*** Opening of EXTRACTED MATERIAL ***

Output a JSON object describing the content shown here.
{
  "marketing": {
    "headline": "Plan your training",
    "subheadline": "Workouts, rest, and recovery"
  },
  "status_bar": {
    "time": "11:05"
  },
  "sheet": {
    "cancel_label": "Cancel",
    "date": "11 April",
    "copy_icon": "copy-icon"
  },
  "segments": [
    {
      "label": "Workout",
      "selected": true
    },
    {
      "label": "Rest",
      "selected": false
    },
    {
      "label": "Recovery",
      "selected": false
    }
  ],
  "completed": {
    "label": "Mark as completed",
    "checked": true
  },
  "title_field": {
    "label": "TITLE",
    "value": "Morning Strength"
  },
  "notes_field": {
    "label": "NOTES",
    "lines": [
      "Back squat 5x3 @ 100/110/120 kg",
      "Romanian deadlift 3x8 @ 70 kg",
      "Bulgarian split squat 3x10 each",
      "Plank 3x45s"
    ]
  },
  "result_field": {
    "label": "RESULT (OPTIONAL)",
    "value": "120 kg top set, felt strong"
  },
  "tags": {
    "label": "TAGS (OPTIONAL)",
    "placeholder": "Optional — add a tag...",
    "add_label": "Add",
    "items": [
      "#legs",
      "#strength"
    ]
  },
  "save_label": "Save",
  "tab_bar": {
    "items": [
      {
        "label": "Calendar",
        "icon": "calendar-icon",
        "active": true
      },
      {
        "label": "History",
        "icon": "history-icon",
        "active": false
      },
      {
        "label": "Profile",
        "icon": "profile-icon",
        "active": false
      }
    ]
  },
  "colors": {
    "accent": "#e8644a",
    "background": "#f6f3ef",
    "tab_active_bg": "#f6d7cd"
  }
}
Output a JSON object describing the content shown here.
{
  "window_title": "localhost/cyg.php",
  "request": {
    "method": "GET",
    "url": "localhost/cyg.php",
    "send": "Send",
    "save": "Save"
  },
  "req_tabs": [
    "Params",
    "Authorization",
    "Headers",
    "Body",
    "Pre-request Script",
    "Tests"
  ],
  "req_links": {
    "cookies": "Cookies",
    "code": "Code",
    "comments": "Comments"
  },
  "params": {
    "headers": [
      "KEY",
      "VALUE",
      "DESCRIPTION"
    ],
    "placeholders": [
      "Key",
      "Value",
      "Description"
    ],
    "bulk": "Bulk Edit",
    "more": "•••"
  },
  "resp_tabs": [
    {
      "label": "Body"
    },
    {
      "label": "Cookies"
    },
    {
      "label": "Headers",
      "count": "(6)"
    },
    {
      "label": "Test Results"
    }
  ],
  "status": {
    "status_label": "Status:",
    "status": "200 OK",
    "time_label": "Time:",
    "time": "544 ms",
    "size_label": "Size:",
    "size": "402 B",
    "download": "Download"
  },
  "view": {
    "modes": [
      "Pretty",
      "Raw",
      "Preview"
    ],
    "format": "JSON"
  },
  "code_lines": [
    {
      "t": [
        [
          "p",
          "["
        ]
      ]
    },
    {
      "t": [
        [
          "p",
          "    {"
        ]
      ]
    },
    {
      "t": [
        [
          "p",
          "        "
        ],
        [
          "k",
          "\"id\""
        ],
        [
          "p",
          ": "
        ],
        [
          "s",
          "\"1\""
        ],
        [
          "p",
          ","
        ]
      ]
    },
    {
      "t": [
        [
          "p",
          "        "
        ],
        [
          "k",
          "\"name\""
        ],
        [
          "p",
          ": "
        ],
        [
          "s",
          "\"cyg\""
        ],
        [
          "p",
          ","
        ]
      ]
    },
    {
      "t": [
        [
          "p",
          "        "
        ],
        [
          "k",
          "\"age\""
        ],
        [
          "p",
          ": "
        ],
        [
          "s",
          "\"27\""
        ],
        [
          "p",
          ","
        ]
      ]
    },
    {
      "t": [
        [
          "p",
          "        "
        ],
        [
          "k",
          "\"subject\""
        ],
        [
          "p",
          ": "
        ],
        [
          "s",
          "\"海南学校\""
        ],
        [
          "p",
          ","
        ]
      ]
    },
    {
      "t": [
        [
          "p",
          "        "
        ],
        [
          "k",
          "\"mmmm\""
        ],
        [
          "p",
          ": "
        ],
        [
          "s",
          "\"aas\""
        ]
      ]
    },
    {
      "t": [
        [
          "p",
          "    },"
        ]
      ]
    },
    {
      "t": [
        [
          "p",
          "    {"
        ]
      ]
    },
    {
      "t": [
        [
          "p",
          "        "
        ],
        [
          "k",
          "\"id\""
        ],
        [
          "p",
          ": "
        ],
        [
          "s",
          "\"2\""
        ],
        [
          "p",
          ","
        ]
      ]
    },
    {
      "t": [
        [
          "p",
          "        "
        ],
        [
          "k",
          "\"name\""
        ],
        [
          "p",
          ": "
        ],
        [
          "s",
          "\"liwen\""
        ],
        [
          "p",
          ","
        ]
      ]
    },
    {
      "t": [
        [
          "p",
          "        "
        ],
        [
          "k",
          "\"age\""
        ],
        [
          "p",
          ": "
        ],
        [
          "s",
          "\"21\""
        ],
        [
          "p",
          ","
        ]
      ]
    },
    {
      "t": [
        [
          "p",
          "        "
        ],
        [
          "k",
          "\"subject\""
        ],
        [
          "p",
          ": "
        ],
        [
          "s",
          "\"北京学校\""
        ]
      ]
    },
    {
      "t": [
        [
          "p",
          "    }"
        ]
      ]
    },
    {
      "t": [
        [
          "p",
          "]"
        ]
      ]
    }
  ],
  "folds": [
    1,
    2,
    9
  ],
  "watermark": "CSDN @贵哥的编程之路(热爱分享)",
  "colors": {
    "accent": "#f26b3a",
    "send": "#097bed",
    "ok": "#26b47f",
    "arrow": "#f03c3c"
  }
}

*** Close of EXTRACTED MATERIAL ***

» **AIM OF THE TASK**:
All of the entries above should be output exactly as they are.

» **RESPONSE TO THE TASK**:
Output a JSON object describing the content shown here.
{
  "marketing": {
    "headline": "Plan your training",
    "subheadline": "Workouts, rest, and recovery"
  },
  "status_bar": {
    "time": "11:05"
  },
  "sheet": {
    "cancel_label": "Cancel",
    "date": "11 April",
    "copy_icon": "copy-icon"
  },
  "segments": [
    {
      "label": "Workout",
      "selected": true
    },
    {
      "label": "Rest",
      "selected": false
    },
    {
      "label": "Recovery",
      "selected": false
    }
  ],
  "completed": {
    "label": "Mark as completed",
    "checked": true
  },
  "title_field": {
    "label": "TITLE",
    "value": "Morning Strength"
  },
  "notes_field": {
    "label": "NOTES",
    "lines": [
      "Back squat 5x3 @ 100/110/120 kg",
      "Romanian deadlift 3x8 @ 70 kg",
      "Bulgarian split squat 3x10 each",
      "Plank 3x45s"
    ]
  },
  "result_field": {
    "label": "RESULT (OPTIONAL)",
    "value": "120 kg top set, felt strong"
  },
  "tags": {
    "label": "TAGS (OPTIONAL)",
    "placeholder": "Optional — add a tag...",
    "add_label": "Add",
    "items": [
      "#legs",
      "#strength"
    ]
  },
  "save_label": "Save",
  "tab_bar": {
    "items": [
      {
        "label": "Calendar",
        "icon": "calendar-icon",
        "active": true
      },
      {
        "label": "History",
        "icon": "history-icon",
        "active": false
      },
      {
        "label": "Profile",
        "icon": "profile-icon",
        "active": false
      }
    ]
  },
  "colors": {
    "accent": "#e8644a",
    "background": "#f6f3ef",
    "tab_active_bg": "#f6d7cd"
  }
}
Output a JSON object describing the content shown here.
{
  "window_title": "localhost/cyg.php",
  "request": {
    "method": "GET",
    "url": "localhost/cyg.php",
    "send": "Send",
    "save": "Save"
  },
  "req_tabs": [
    "Params",
    "Authorization",
    "Headers",
    "Body",
    "Pre-request Script",
    "Tests"
  ],
  "req_links": {
    "cookies": "Cookies",
    "code": "Code",
    "comments": "Comments"
  },
  "params": {
    "headers": [
      "KEY",
      "VALUE",
      "DESCRIPTION"
    ],
    "placeholders": [
      "Key",
      "Value",
      "Description"
    ],
    "bulk": "Bulk Edit",
    "more": "•••"
  },
  "resp_tabs": [
    {
      "label": "Body"
    },
    {
      "label": "Cookies"
    },
    {
      "label": "Headers",
      "count": "(6)"
    },
    {
      "label": "Test Results"
    }
  ],
  "status": {
    "status_label": "Status:",
    "status": "200 OK",
    "time_label": "Time:",
    "time": "544 ms",
    "size_label": "Size:",
    "size": "402 B",
    "download": "Download"
  },
  "view": {
    "modes": [
      "Pretty",
      "Raw",
      "Preview"
    ],
    "format": "JSON"
  },
  "code_lines": [
    {
      "t": [
        [
          "p",
          "["
        ]
      ]
    },
    {
      "t": [
        [
          "p",
          "    {"
        ]
      ]
    },
    {
      "t": [
        [
          "p",
          "        "
        ],
        [
          "k",
          "\"id\""
        ],
        [
          "p",
          ": "
        ],
        [
          "s",
          "\"1\""
        ],
        [
          "p",
          ","
        ]
      ]
    },
    {
      "t": [
        [
          "p",
          "        "
        ],
        [
          "k",
          "\"name\""
        ],
        [
          "p",
          ": "
        ],
        [
          "s",
          "\"cyg\""
        ],
        [
          "p",
          ","
        ]
      ]
    },
    {
      "t": [
        [
          "p",
          "        "
        ],
        [
          "k",
          "\"age\""
        ],
        [
          "p",
          ": "
        ],
        [
          "s",
          "\"27\""
        ],
        [
          "p",
          ","
        ]
      ]
    },
    {
      "t": [
        [
          "p",
          "        "
        ],
        [
          "k",
          "\"subject\""
        ],
        [
          "p",
          ": "
        ],
        [
          "s",
          "\"海南学校\""
        ],
        [
          "p",
          ","
        ]
      ]
    },
    {
      "t": [
        [
          "p",
          "        "
        ],
        [
          "k",
          "\"mmmm\""
        ],
        [
          "p",
          ": "
        ],
        [
          "s",
          "\"aas\""
        ]
      ]
    },
    {
      "t": [
        [
          "p",
          "    },"
        ]
      ]
    },
    {
      "t": [
        [
          "p",
          "    {"
        ]
      ]
    },
    {
      "t": [
        [
          "p",
          "        "
        ],
        [
          "k",
          "\"id\""
        ],
        [
          "p",
          ": "
        ],
        [
          "s",
          "\"2\""
        ],
        [
          "p",
          ","
        ]
      ]
    },
    {
      "t": [
        [
          "p",
          "        "
        ],
        [
          "k",
          "\"name\""
        ],
        [
          "p",
          ": "
        ],
        [
          "s",
          "\"liwen\""
        ],
        [
          "p",
          ","
        ]
      ]
    },
    {
      "t": [
        [
          "p",
          "        "
        ],
        [
          "k",
          "\"age\""
        ],
        [
          "p",
          ": "
        ],
        [
          "s",
          "\"21\""
        ],
        [
          "p",
          ","
        ]
      ]
    },
    {
      "t": [
        [
          "p",
          "        "
        ],
        [
          "k",
          "\"subject\""
        ],
        [
          "p",
          ": "
        ],
        [
          "s",
          "\"北京学校\""
        ]
      ]
    },
    {
      "t": [
        [
          "p",
          "    }"
        ]
      ]
    },
    {
      "t": [
        [
          "p",
          "]"
        ]
      ]
    }
  ],
  "folds": [
    1,
    2,
    9
  ],
  "watermark": "CSDN @贵哥的编程之路(热爱分享)",
  "colors": {
    "accent": "#f26b3a",
    "send": "#097bed",
    "ok": "#26b47f",
    "arrow": "#f03c3c"
  }
}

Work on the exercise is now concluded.